Well-balanced commercial and home-prepared raw diets incorporate low-glycemic, fibrous veggies to meet dogs’ minimal fiber requirements. Vegetables also provide much needed antioxidants and phytonutrients not found in meat, bones and organs. Dogs eating raw diets without the right kind of vegetables can suffer nutrient deficiencies along with constipation.

KetoPet Sanctuary uses a variety of low-glycemic, high-fiber veggies to help maintain their dogs’ blood glucose and insulin at low and steady levels while providing the critical polyphenols and antioxidants needed for immune recovery. Some great choices to think about are finely chopped or minced Brussels sprouts, dark leafy greens (arugula, endive, escarole), green beans, broccoli and broccoli sprouts, asparagus, and cabbage.

How to Add Healthy Sources of Fiber to Your Dog’s Diet

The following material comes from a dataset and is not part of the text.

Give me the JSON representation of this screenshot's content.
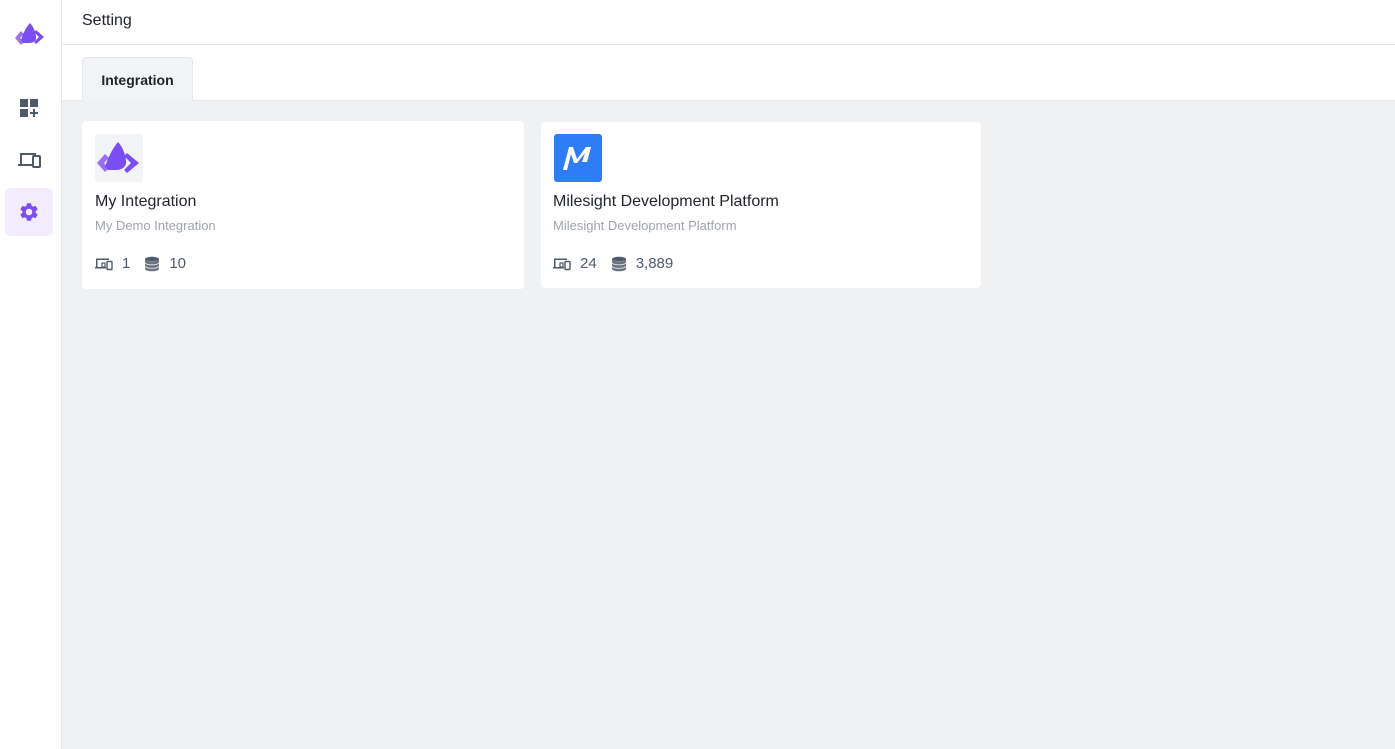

If your dog could benefit from additional dietary fiber, I recommend adding one of the above veggie options to his meals — about 1 teaspoon for every 10 pounds of body weight, given once or twice a day. If that isn’t effective, try adding psyllium husk powder at 1/2 teaspoon for every 10 pounds of body weight, or coconut or organic acacia fiber at 1 teaspoon for every 10 pounds of body weight, once or twice a day.

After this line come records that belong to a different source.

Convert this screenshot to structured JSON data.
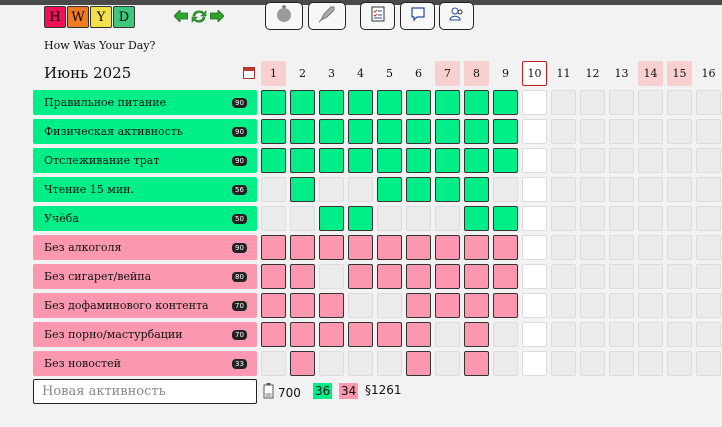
{
  "app": {
    "logo_letters": [
      {
        "letter": "H",
        "color": "#ee1155"
      },
      {
        "letter": "W",
        "color": "#f07a22"
      },
      {
        "letter": "Y",
        "color": "#f4e04a"
      },
      {
        "letter": "D",
        "color": "#3fc77b"
      }
    ],
    "subtitle": "How Was Your Day?",
    "nav_icons": [
      "arrow-left-icon",
      "refresh-icon",
      "arrow-right-icon"
    ],
    "toolbar_icons": [
      "tomato-icon",
      "rocket-icon",
      "checklist-icon",
      "comment-icon",
      "users-icon"
    ]
  },
  "calendar": {
    "month_title": "Июнь 2025",
    "days": [
      {
        "n": "1",
        "weekend": true
      },
      {
        "n": "2",
        "weekend": false
      },
      {
        "n": "3",
        "weekend": false
      },
      {
        "n": "4",
        "weekend": false
      },
      {
        "n": "5",
        "weekend": false
      },
      {
        "n": "6",
        "weekend": false
      },
      {
        "n": "7",
        "weekend": true
      },
      {
        "n": "8",
        "weekend": true
      },
      {
        "n": "9",
        "weekend": false
      },
      {
        "n": "10",
        "today": true
      },
      {
        "n": "11",
        "weekend": false
      },
      {
        "n": "12",
        "weekend": false
      },
      {
        "n": "13",
        "weekend": false
      },
      {
        "n": "14",
        "weekend": true
      },
      {
        "n": "15",
        "weekend": true
      },
      {
        "n": "16",
        "weekend": false
      }
    ]
  },
  "habits": [
    {
      "name": "Правильное питание",
      "score": "90",
      "kind": "pos",
      "done": [
        1,
        1,
        1,
        1,
        1,
        1,
        1,
        1,
        1
      ]
    },
    {
      "name": "Физическая активность",
      "score": "90",
      "kind": "pos",
      "done": [
        1,
        1,
        1,
        1,
        1,
        1,
        1,
        1,
        1
      ]
    },
    {
      "name": "Отслеживание трат",
      "score": "90",
      "kind": "pos",
      "done": [
        1,
        1,
        1,
        1,
        1,
        1,
        1,
        1,
        1
      ]
    },
    {
      "name": "Чтение 15 мин.",
      "score": "56",
      "kind": "pos",
      "done": [
        0,
        1,
        0,
        0,
        1,
        1,
        1,
        1,
        0
      ]
    },
    {
      "name": "Учёба",
      "score": "50",
      "kind": "pos",
      "done": [
        0,
        0,
        1,
        1,
        0,
        0,
        0,
        1,
        1
      ]
    },
    {
      "name": "Без алкоголя",
      "score": "90",
      "kind": "neg",
      "done": [
        1,
        1,
        1,
        1,
        1,
        1,
        1,
        1,
        1
      ]
    },
    {
      "name": "Без сигарет/вейпа",
      "score": "80",
      "kind": "neg",
      "done": [
        1,
        1,
        0,
        1,
        1,
        1,
        1,
        1,
        1
      ]
    },
    {
      "name": "Без дофаминового контента",
      "score": "70",
      "kind": "neg",
      "done": [
        1,
        1,
        1,
        0,
        0,
        1,
        1,
        1,
        1
      ]
    },
    {
      "name": "Без порно/мастурбации",
      "score": "70",
      "kind": "neg",
      "done": [
        1,
        1,
        1,
        1,
        1,
        1,
        0,
        1,
        0
      ]
    },
    {
      "name": "Без новостей",
      "score": "33",
      "kind": "neg",
      "done": [
        0,
        1,
        0,
        0,
        0,
        1,
        0,
        1,
        0
      ]
    }
  ],
  "new_activity": {
    "placeholder": "Новая активность"
  },
  "footer": {
    "total_points": "700",
    "positive_count": "36",
    "negative_count": "34",
    "section_total": "§1261"
  },
  "colors": {
    "positive": "#00ee88",
    "negative": "#fb97ae",
    "weekend": "#f8d0d0"
  }
}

If your dog is consistently producing narrow, loose stools, he may benefit from the addition of a soluble fiber called slippery elm bark to his food. When slippery elm combines with digestive juices, it produces a gel-like material called mucilage, which coats and soothes the GI tract and helps to firm the stool. About 1/2 teaspoon for every 10 pounds of body weight per meal should do the trick.

Additionally, canned or freshly steamed 100% pumpkin can also be very beneficial as an added fiber source, providing about 80 calories and 7 grams of soluble fiber per cup, along with 505 milligrams of potassium. About 1 teaspoon of pumpkin for every 10 pounds of body weight, mixed in with your dog’s food one to two times a day, can help alleviate both constipation and loose stools.

+ Sources and References